• Initiatives to enhance the performance of salvage and pollution prevention
vi Best practice for marine casualty management: the ISU fully supports the IMO’s introduction of International Guidelines on Places of Refuge and, indeed, the EU initiatives requiring member states to take action to ensure that ship casualties have access to refuge in emergency situations. In addition, the ISU is now working with MSUO (Maritime Safety Umbrella Operation) and EMSA to draw up wider Casualty Management Guidelines. The current IMO refuge guidelines are too narrowly focused. There is an urgent need for new and broader-based guidelines providing a best practice model for all aspects of marine casualty management. Drafting work will begin in 2007. If the EU adopted best practice for casualty management, it would greatly increase the likelihood of the IMO accepting the case for more comprehensive guidelines in this critical area.

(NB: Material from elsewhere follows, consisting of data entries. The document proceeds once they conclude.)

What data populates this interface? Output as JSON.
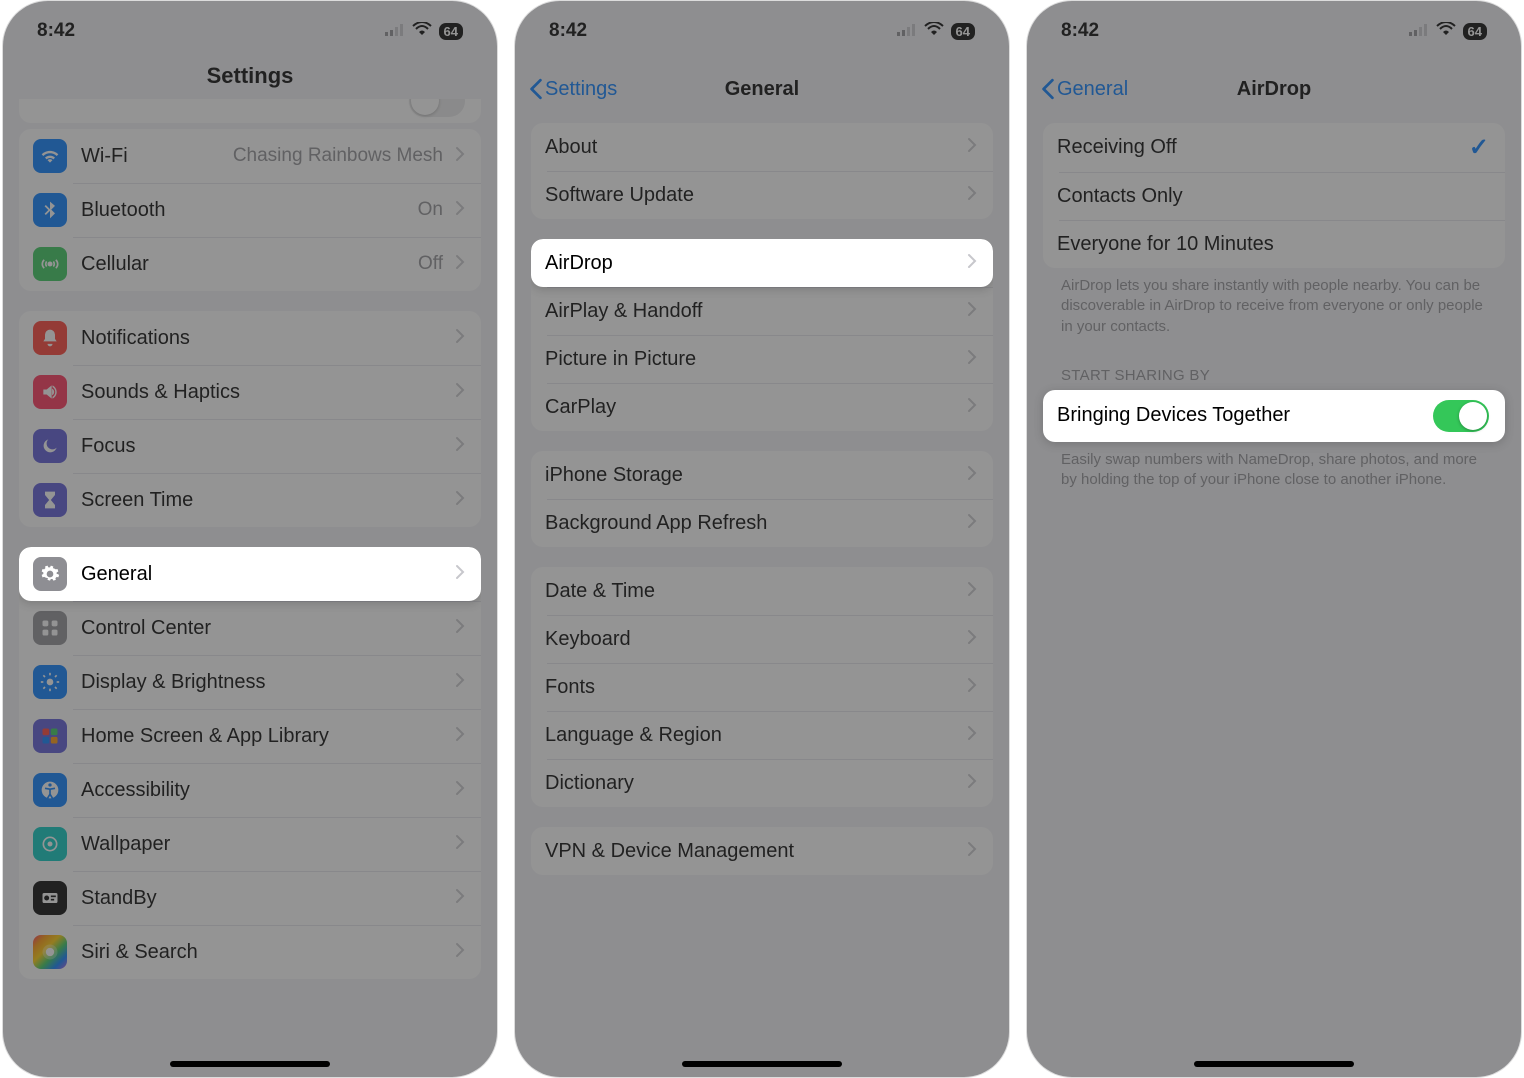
{
  "status": {
    "time": "8:42",
    "battery": "64"
  },
  "panel1": {
    "title": "Settings",
    "group1": [
      {
        "icon": "wifi-icon",
        "bg": "bg-blue",
        "label": "Wi-Fi",
        "value": "Chasing Rainbows Mesh"
      },
      {
        "icon": "bluetooth-icon",
        "bg": "bg-blue",
        "label": "Bluetooth",
        "value": "On"
      },
      {
        "icon": "cellular-icon",
        "bg": "bg-green",
        "label": "Cellular",
        "value": "Off"
      }
    ],
    "group2": [
      {
        "icon": "bell-icon",
        "bg": "bg-red",
        "label": "Notifications"
      },
      {
        "icon": "speaker-icon",
        "bg": "bg-pink",
        "label": "Sounds & Haptics"
      },
      {
        "icon": "moon-icon",
        "bg": "bg-indigo",
        "label": "Focus"
      },
      {
        "icon": "hourglass-icon",
        "bg": "bg-indigo",
        "label": "Screen Time"
      }
    ],
    "group3": [
      {
        "icon": "gear-icon",
        "bg": "bg-gray",
        "label": "General",
        "highlight": true
      },
      {
        "icon": "controlcenter-icon",
        "bg": "bg-gray",
        "label": "Control Center"
      },
      {
        "icon": "brightness-icon",
        "bg": "bg-blue",
        "label": "Display & Brightness"
      },
      {
        "icon": "grid-icon",
        "bg": "bg-indigo",
        "label": "Home Screen & App Library"
      },
      {
        "icon": "accessibility-icon",
        "bg": "bg-blue",
        "label": "Accessibility"
      },
      {
        "icon": "wallpaper-icon",
        "bg": "bg-cyan",
        "label": "Wallpaper"
      },
      {
        "icon": "standby-icon",
        "bg": "bg-black",
        "label": "StandBy"
      },
      {
        "icon": "siri-icon",
        "bg": "bg-multi",
        "label": "Siri & Search"
      }
    ]
  },
  "panel2": {
    "back": "Settings",
    "title": "General",
    "group1": [
      {
        "label": "About"
      },
      {
        "label": "Software Update"
      }
    ],
    "group2": [
      {
        "label": "AirDrop",
        "highlight": true
      },
      {
        "label": "AirPlay & Handoff"
      },
      {
        "label": "Picture in Picture"
      },
      {
        "label": "CarPlay"
      }
    ],
    "group3": [
      {
        "label": "iPhone Storage"
      },
      {
        "label": "Background App Refresh"
      }
    ],
    "group4": [
      {
        "label": "Date & Time"
      },
      {
        "label": "Keyboard"
      },
      {
        "label": "Fonts"
      },
      {
        "label": "Language & Region"
      },
      {
        "label": "Dictionary"
      }
    ],
    "group5": [
      {
        "label": "VPN & Device Management"
      }
    ]
  },
  "panel3": {
    "back": "General",
    "title": "AirDrop",
    "options": [
      {
        "label": "Receiving Off",
        "checked": true
      },
      {
        "label": "Contacts Only",
        "checked": false
      },
      {
        "label": "Everyone for 10 Minutes",
        "checked": false
      }
    ],
    "optionsFooter": "AirDrop lets you share instantly with people nearby. You can be discoverable in AirDrop to receive from everyone or only people in your contacts.",
    "sectionHeader": "START SHARING BY",
    "toggleRow": {
      "label": "Bringing Devices Together",
      "on": true
    },
    "toggleFooter": "Easily swap numbers with NameDrop, share photos, and more by holding the top of your iPhone close to another iPhone."
  }
}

vii Standby salvage services to protect heavily trafficked and vulnerable Coastal Zones: in a 21st Century society with zero tolerance of marine spills, it is increasingly difficult to justify continued heavy reliance on a “tug of opportunity”, to be in the right place, at the right time. This point is already recognised in many EU member states. They have made arrangements with commercial salvors to provide a guaranteed level of protection in busy and environmentally sensitive areas. The EU should take the initiative to formalise such arrangements, with the aim of ensuring that standby salvage tugs provide a guaranteed level of protection in all EU Coastal Zones.
vii Real-time monitoring of tug availability: speed of response is essential when faced with a marine emergency and pollution threat. Although some stretches of the EU coastline are already covered by retained salvage tugs held on standby, too much is still left to chance. The ability to prevent a grounding and catastrophic spill might well depend entirely on the chance availability of a “tug of opportunity”, which just happens to be in the area and is able to intervene quickly enough to prevent a disaster. Given the capabilities of advanced IT and satellite communications, it is entirely possible to establish a system of real-time monitoring of tug status and availability throughout EU coastal waters. This would provide virtually instant access to data on the proximity and capabilities of those salvage units nearest to the casualty.

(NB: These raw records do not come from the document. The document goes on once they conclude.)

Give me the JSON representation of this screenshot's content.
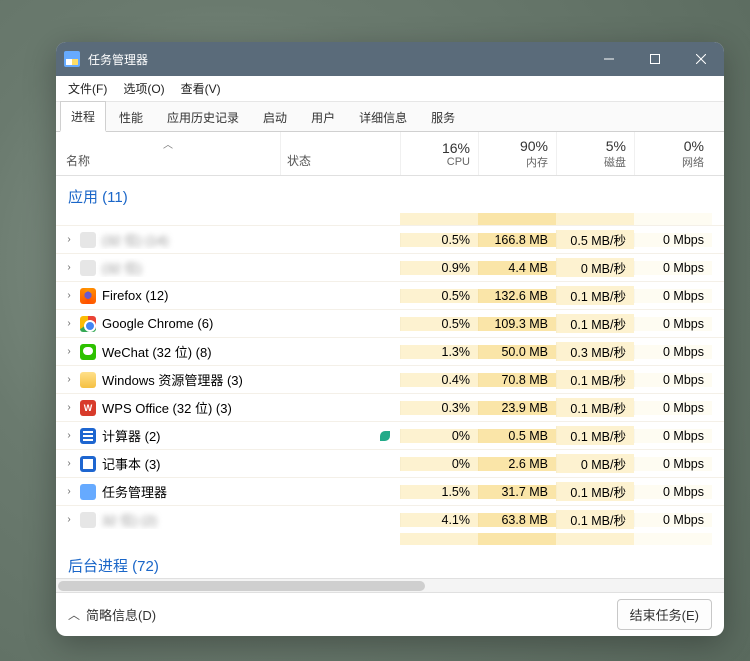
{
  "window": {
    "title": "任务管理器"
  },
  "menu": {
    "file": "文件(F)",
    "options": "选项(O)",
    "view": "查看(V)"
  },
  "tabs": {
    "processes": "进程",
    "performance": "性能",
    "app_history": "应用历史记录",
    "startup": "启动",
    "users": "用户",
    "details": "详细信息",
    "services": "服务"
  },
  "columns": {
    "name": "名称",
    "status": "状态",
    "cpu_pct": "16%",
    "cpu_label": "CPU",
    "mem_pct": "90%",
    "mem_label": "内存",
    "disk_pct": "5%",
    "disk_label": "磁盘",
    "net_pct": "0%",
    "net_label": "网络"
  },
  "groups": {
    "apps": "应用 (11)",
    "background": "后台进程 (72)"
  },
  "rows": [
    {
      "name": "(32 位) (14)",
      "blur": true,
      "icon": "blank",
      "cpu": "0.5%",
      "mem": "166.8 MB",
      "disk": "0.5 MB/秒",
      "net": "0 Mbps",
      "status": ""
    },
    {
      "name": "(32 位)",
      "blur": true,
      "icon": "blank",
      "cpu": "0.9%",
      "mem": "4.4 MB",
      "disk": "0 MB/秒",
      "net": "0 Mbps",
      "status": ""
    },
    {
      "name": "Firefox (12)",
      "icon": "firefox",
      "cpu": "0.5%",
      "mem": "132.6 MB",
      "disk": "0.1 MB/秒",
      "net": "0 Mbps",
      "status": ""
    },
    {
      "name": "Google Chrome (6)",
      "icon": "chrome",
      "cpu": "0.5%",
      "mem": "109.3 MB",
      "disk": "0.1 MB/秒",
      "net": "0 Mbps",
      "status": ""
    },
    {
      "name": "WeChat (32 位) (8)",
      "icon": "wechat",
      "cpu": "1.3%",
      "mem": "50.0 MB",
      "disk": "0.3 MB/秒",
      "net": "0 Mbps",
      "status": ""
    },
    {
      "name": "Windows 资源管理器 (3)",
      "icon": "folder",
      "cpu": "0.4%",
      "mem": "70.8 MB",
      "disk": "0.1 MB/秒",
      "net": "0 Mbps",
      "status": ""
    },
    {
      "name": "WPS Office (32 位) (3)",
      "icon": "wps",
      "cpu": "0.3%",
      "mem": "23.9 MB",
      "disk": "0.1 MB/秒",
      "net": "0 Mbps",
      "status": ""
    },
    {
      "name": "计算器 (2)",
      "icon": "calc",
      "cpu": "0%",
      "mem": "0.5 MB",
      "disk": "0.1 MB/秒",
      "net": "0 Mbps",
      "status": "leaf"
    },
    {
      "name": "记事本 (3)",
      "icon": "notepad",
      "cpu": "0%",
      "mem": "2.6 MB",
      "disk": "0 MB/秒",
      "net": "0 Mbps",
      "status": ""
    },
    {
      "name": "任务管理器",
      "icon": "tm",
      "cpu": "1.5%",
      "mem": "31.7 MB",
      "disk": "0.1 MB/秒",
      "net": "0 Mbps",
      "status": ""
    },
    {
      "name": "32 位) (2)",
      "blur": true,
      "icon": "blank",
      "cpu": "4.1%",
      "mem": "63.8 MB",
      "disk": "0.1 MB/秒",
      "net": "0 Mbps",
      "status": ""
    }
  ],
  "footer": {
    "fewer_details": "简略信息(D)",
    "end_task": "结束任务(E)"
  }
}
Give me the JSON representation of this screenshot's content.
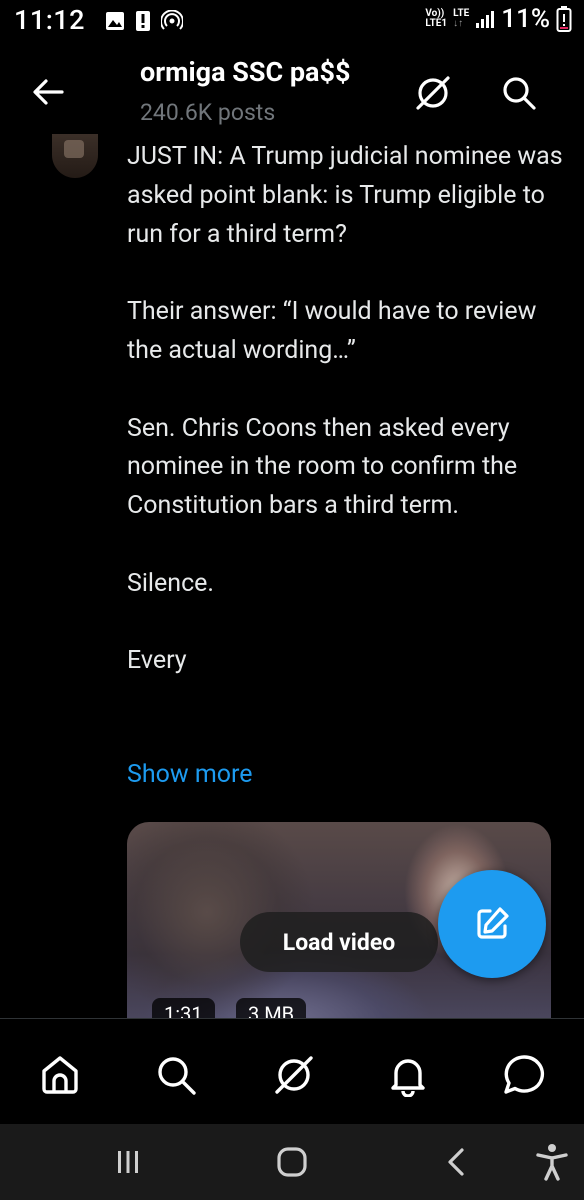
{
  "status_bar": {
    "time": "11:12",
    "carrier_line1": "Vo))",
    "carrier_line2": "LTE1",
    "lte_line1": "LTE",
    "lte_line2": "↓↑",
    "battery": "11%"
  },
  "header": {
    "title": "ormiga SSC pa$$",
    "subtitle": "240.6K posts"
  },
  "post": {
    "text": "JUST IN: A Trump judicial nominee was asked point blank: is Trump eligible to run for a third term?\n\nTheir answer: “I would have to review the actual wording…”\n\nSen. Chris Coons then asked every nominee in the room to confirm the Constitution bars a third term.\n\nSilence.\n\nEvery",
    "show_more": "Show more"
  },
  "video": {
    "load_label": "Load video",
    "duration": "1:31",
    "size": "3 MB"
  },
  "icons": {
    "back": "arrow-left-icon",
    "grok": "grok-icon",
    "search": "search-icon",
    "compose": "compose-icon",
    "home": "home-icon",
    "nav_search": "search-icon",
    "nav_grok": "grok-icon",
    "notifications": "bell-icon",
    "messages": "chat-bubble-icon"
  },
  "colors": {
    "accent": "#1d9bf0",
    "background": "#000000",
    "secondary_text": "#71767b"
  }
}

ix Building an EU Marine Salvage Inventory: The first few hours of a response often have a crucial influence on the eventual outcome. Response efficiency could be enhanced by requiring all member states to contribute information on salvage vessels and equipment available for immediate deployment. An EU Marine Salvage Inventory would make it easier to match mobilisation of assets to scale of threat – including assets held by neighbouring member states.
x Preparedness: the ISU has long recognised the importance of full cooperation between salvor and Coastal State, to maximise the likelihood of successful salvage and pollution prevention. Response efficiency would be enhanced if initiatives were taken to expand EU programmes for annual casualty response exercises in all EU Coastal Zones, involving both Coastal State agencies and commercial salvors. Should proposals for a European Coastguard progress over the next decade, the ISU is in a unique position to advise on this and all other aspects of cooperation for timely and decisive casualty response.
In the view of the ISU, the above measures, if included in EU Future Maritime Policy, would strengthen Europe’s Environmental Shield.
ISU: December 2006